Japanese government has taken the first step to legalise gambling

Japanese Gambling News

The Japanese government has taken the first step towards legalising gambling with the so called ‘IR Bill’ and is therefore aiming to administrate a possible 35 billion dollar industry by eliminating the Criminal Code which has banned gambling in Japan for more than 100 years. 

The IR Bill has been in the making for years and was passed on the 8th of December by the parliament while there is little public support which has been proven in a poll by Japanese broadcaster Nippon Hoso Kyokai. Some groups have expressed their concerns regarding the social costs. Tatana, the secretary general of Society Concerned about Gambling Addiction, stated: “The issue is not whether gambling facilities are alowed or not, it is about measures to deal with gambling addiction”. Other experts warned for the facilitation of money laundering by Japan’s crime syndicates, also known as the Yakuza.

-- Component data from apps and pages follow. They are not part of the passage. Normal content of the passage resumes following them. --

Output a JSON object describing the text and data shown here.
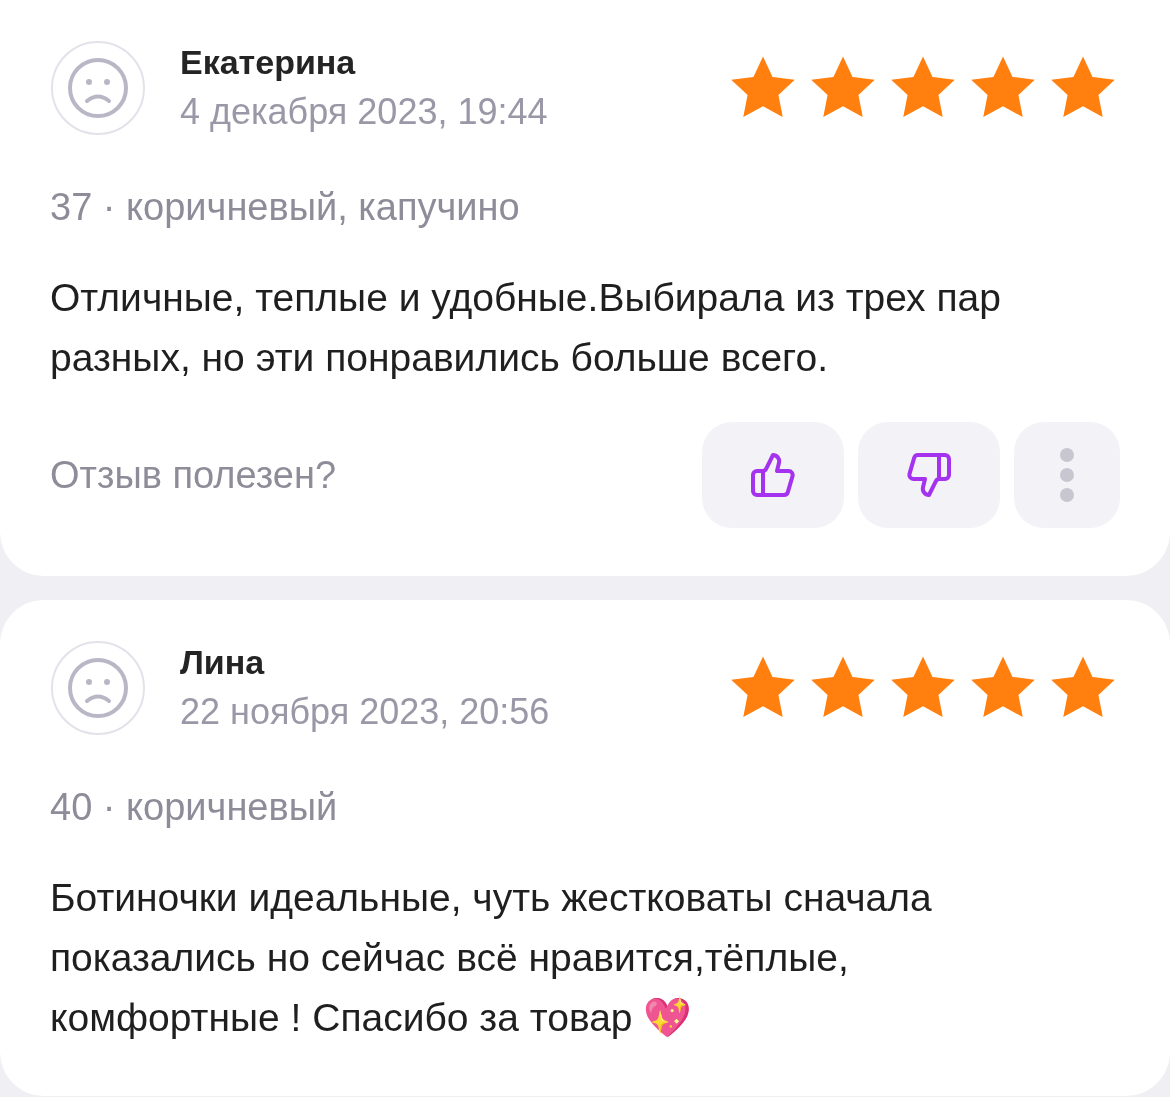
{
  "reviews": [
    {
      "name": "Екатерина",
      "date": "4 декабря 2023, 19:44",
      "stars": 5,
      "variant": "37 · коричневый, капучино",
      "text": "Отличные, теплые и удобные.Выбирала из трех пар разных, но эти понравились больше всего.",
      "helpful": "Отзыв полезен?"
    },
    {
      "name": "Лина",
      "date": "22 ноября 2023, 20:56",
      "stars": 5,
      "variant": "40 · коричневый",
      "text": "Ботиночки идеальные, чуть жестковаты сначала показались но сейчас всё нравится,тёплые, комфортные ! Спасибо за товар 💖"
    }
  ]
}
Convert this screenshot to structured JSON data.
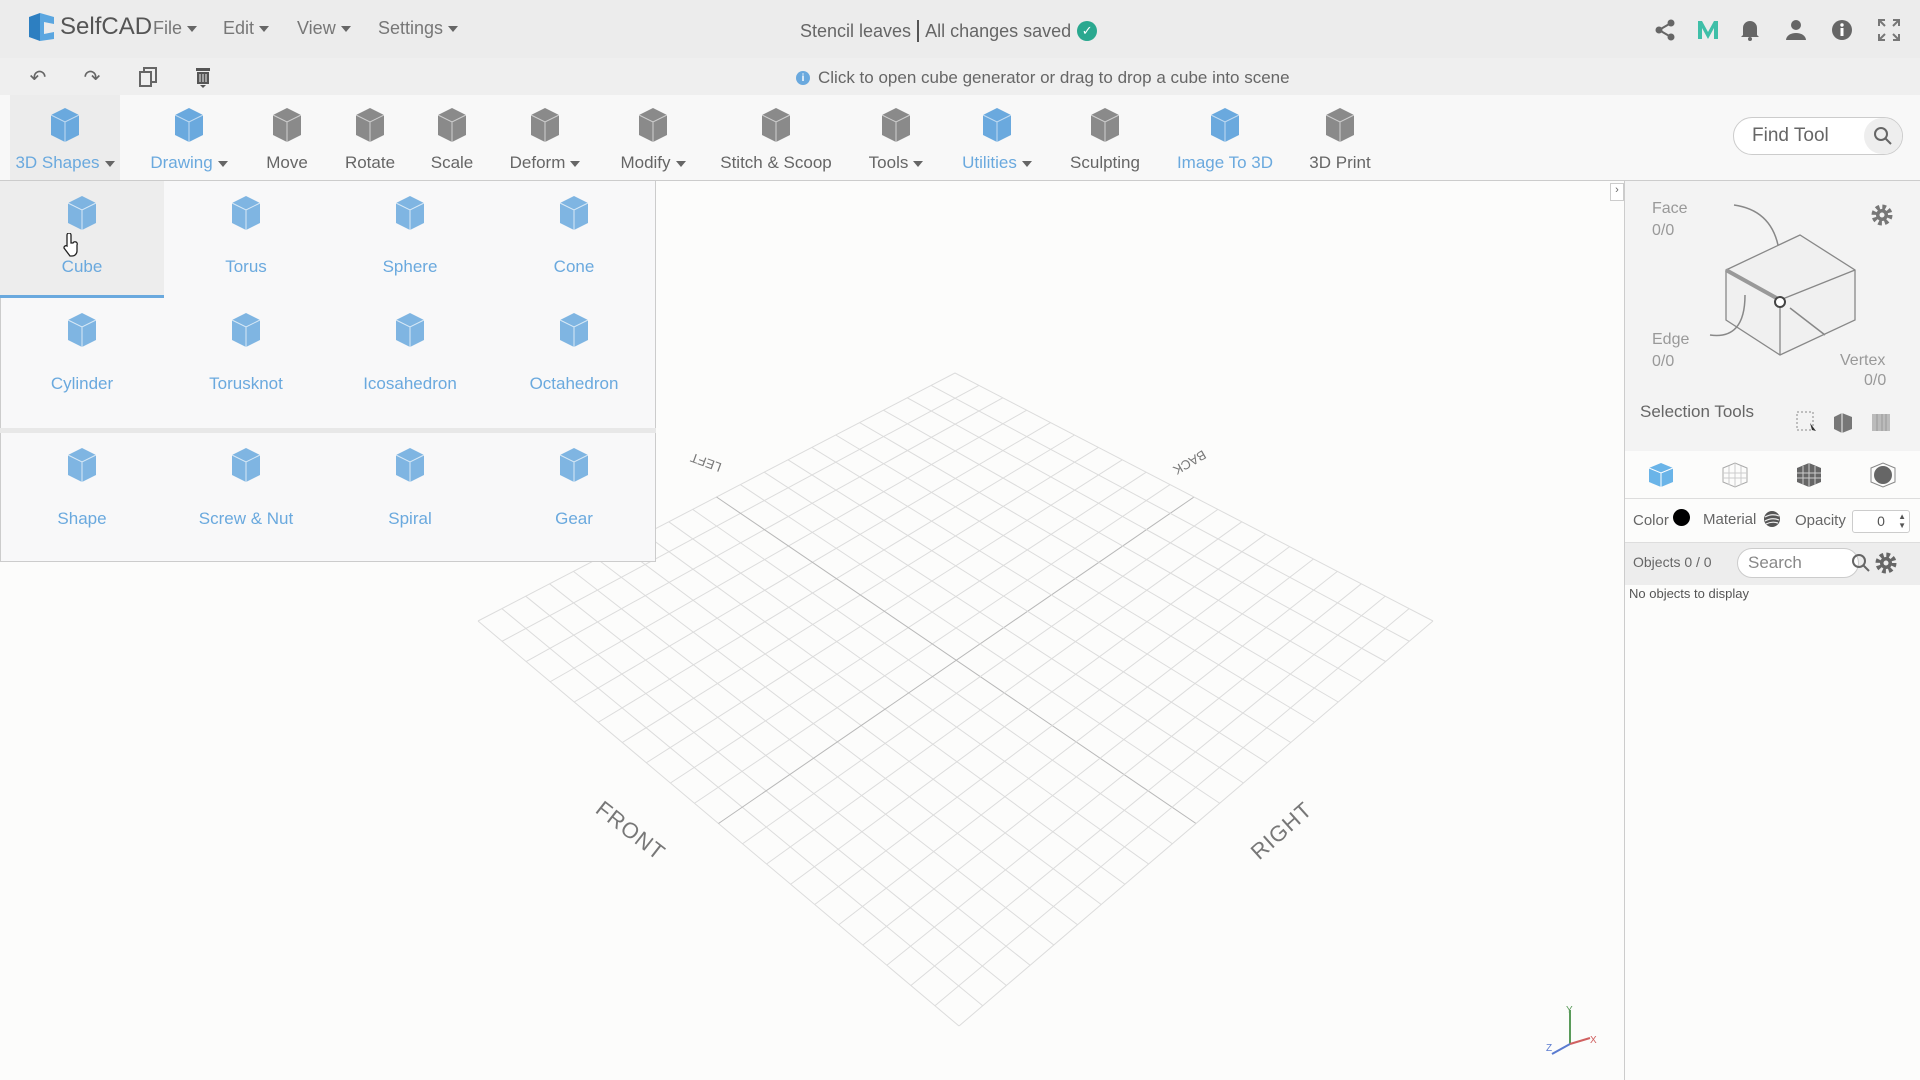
{
  "app": {
    "name": "SelfCAD",
    "menus": [
      "File",
      "Edit",
      "View",
      "Settings"
    ],
    "document_title": "Stencil leaves",
    "save_status": "All changes saved"
  },
  "header_icons": [
    "share-icon",
    "m-logo-icon",
    "bell-icon",
    "user-icon",
    "info-icon",
    "fullscreen-icon"
  ],
  "hint": "Click to open cube generator or drag to drop a cube into scene",
  "toolbar": {
    "items": [
      {
        "label": "3D Shapes",
        "dropdown": true,
        "active": true
      },
      {
        "label": "Drawing",
        "dropdown": true,
        "active": true
      },
      {
        "label": "Move",
        "dropdown": false
      },
      {
        "label": "Rotate",
        "dropdown": false
      },
      {
        "label": "Scale",
        "dropdown": false
      },
      {
        "label": "Deform",
        "dropdown": true
      },
      {
        "label": "Modify",
        "dropdown": true
      },
      {
        "label": "Stitch & Scoop",
        "dropdown": false
      },
      {
        "label": "Tools",
        "dropdown": true
      },
      {
        "label": "Utilities",
        "dropdown": true,
        "active": true
      },
      {
        "label": "Sculpting",
        "dropdown": false
      },
      {
        "label": "Image To 3D",
        "dropdown": false,
        "active": true
      },
      {
        "label": "3D Print",
        "dropdown": false
      }
    ],
    "find_placeholder": "Find Tool"
  },
  "shapes": [
    "Cube",
    "Torus",
    "Sphere",
    "Cone",
    "Cylinder",
    "Torusknot",
    "Icosahedron",
    "Octahedron",
    "Shape",
    "Screw & Nut",
    "Spiral",
    "Gear"
  ],
  "viewport": {
    "labels": {
      "front": "FRONT",
      "right": "RIGHT",
      "left": "LEFT",
      "back": "BACK"
    },
    "axes": {
      "x": "X",
      "y": "Y",
      "z": "Z"
    }
  },
  "panel": {
    "face": "Face",
    "face_count": "0/0",
    "edge": "Edge",
    "edge_count": "0/0",
    "vertex": "Vertex",
    "vertex_count": "0/0",
    "selection_tools": "Selection Tools",
    "color": "Color",
    "material": "Material",
    "opacity": "Opacity",
    "opacity_value": "0",
    "objects": "Objects 0 / 0",
    "search_placeholder": "Search",
    "empty": "No objects to display",
    "accent": "#6aa9de"
  }
}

Prime minister Shinzo Abe has been working on lifting the casino ban since he became the prime minister four years ago, pleading that it will boost the Japanese economy and tourism. Although the bill has been voted through, it will probably take a number of years before the first casinos will be ready considering that additional legislations is required to govern admissions, taxation and potential locations, but also prevent money laundering. There are however some casinos that offer the Japanese language.

Other forms of gaming and betting

Although gambling in Japan is illegal, some forms of strictly monitored gaming and betting have been available for Japanese people. Horse and sports betting for instance. Another very popular form of “gaming” is ‘Pachinko’. ‘Pachinko’ is a type of pin ball machine using small balls which act as both bet and prize. Players can load one or more steel balls into the machine and release them into a metal track guiding the ball around the playing field. At some point, the ball slows down and falls into the playing field. If the ball falls into a catcher, it triggers a payout. Pachinko balls cannot be exchanged directly for money but for prizes or tokens, which can be exchanged for cash at separate places. Given the fact that players can exchange prizes and tokens for cash, Pachinko can be certainly classified as gambling.

Category:   Gambling industry